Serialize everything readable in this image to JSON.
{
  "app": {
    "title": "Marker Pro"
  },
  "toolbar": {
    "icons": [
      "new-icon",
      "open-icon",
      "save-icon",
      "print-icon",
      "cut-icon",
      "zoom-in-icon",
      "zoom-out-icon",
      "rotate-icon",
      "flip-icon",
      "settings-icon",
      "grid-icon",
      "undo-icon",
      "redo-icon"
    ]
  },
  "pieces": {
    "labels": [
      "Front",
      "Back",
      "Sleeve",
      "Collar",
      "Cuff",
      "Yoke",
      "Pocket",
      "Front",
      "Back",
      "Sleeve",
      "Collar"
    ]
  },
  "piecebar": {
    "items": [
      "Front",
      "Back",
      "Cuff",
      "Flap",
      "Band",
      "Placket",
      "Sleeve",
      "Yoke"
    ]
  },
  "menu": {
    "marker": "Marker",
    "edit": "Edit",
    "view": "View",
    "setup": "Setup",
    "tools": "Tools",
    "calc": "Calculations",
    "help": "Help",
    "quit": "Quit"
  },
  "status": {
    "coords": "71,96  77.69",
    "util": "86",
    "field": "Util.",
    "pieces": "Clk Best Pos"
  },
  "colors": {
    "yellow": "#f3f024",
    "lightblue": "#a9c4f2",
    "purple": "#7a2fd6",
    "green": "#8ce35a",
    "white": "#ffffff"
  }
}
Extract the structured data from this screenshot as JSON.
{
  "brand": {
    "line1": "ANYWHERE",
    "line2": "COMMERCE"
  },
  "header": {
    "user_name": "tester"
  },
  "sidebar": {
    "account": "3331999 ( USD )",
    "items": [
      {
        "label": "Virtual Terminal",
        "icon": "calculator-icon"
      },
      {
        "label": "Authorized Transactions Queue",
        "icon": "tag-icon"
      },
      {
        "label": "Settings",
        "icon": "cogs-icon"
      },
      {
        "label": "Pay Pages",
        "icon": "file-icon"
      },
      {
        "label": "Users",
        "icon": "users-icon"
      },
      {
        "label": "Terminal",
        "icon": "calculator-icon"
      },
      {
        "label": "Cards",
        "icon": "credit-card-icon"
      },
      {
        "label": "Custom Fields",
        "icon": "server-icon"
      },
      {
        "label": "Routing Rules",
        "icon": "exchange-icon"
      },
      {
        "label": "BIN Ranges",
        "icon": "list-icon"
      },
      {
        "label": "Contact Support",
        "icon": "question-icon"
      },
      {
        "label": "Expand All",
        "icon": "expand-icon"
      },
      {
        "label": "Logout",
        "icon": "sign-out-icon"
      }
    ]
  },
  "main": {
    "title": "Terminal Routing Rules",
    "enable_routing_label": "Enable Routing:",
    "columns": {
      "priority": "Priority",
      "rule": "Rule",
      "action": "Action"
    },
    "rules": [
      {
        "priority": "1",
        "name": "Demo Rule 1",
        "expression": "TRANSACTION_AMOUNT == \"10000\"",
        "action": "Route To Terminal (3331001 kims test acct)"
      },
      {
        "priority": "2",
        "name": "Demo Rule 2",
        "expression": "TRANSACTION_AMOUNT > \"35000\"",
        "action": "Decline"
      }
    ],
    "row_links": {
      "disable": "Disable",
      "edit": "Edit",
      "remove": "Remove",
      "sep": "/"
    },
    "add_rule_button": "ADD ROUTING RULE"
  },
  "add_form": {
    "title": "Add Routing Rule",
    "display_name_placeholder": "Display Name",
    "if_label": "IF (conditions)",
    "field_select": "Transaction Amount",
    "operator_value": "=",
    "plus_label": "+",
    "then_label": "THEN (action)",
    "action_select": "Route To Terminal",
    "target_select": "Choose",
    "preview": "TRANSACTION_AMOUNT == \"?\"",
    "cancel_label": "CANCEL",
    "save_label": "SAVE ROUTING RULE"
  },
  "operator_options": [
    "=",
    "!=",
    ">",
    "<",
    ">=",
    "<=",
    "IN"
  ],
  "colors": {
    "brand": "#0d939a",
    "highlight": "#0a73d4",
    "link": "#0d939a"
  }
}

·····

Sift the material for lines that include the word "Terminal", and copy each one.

        "label": "Virtual Terminal",
        "label": "Terminal",
    "title": "Terminal Routing Rules",
        "action": "Route To Terminal (3331001 kims test acct)"
    "action_select": "Route To Terminal",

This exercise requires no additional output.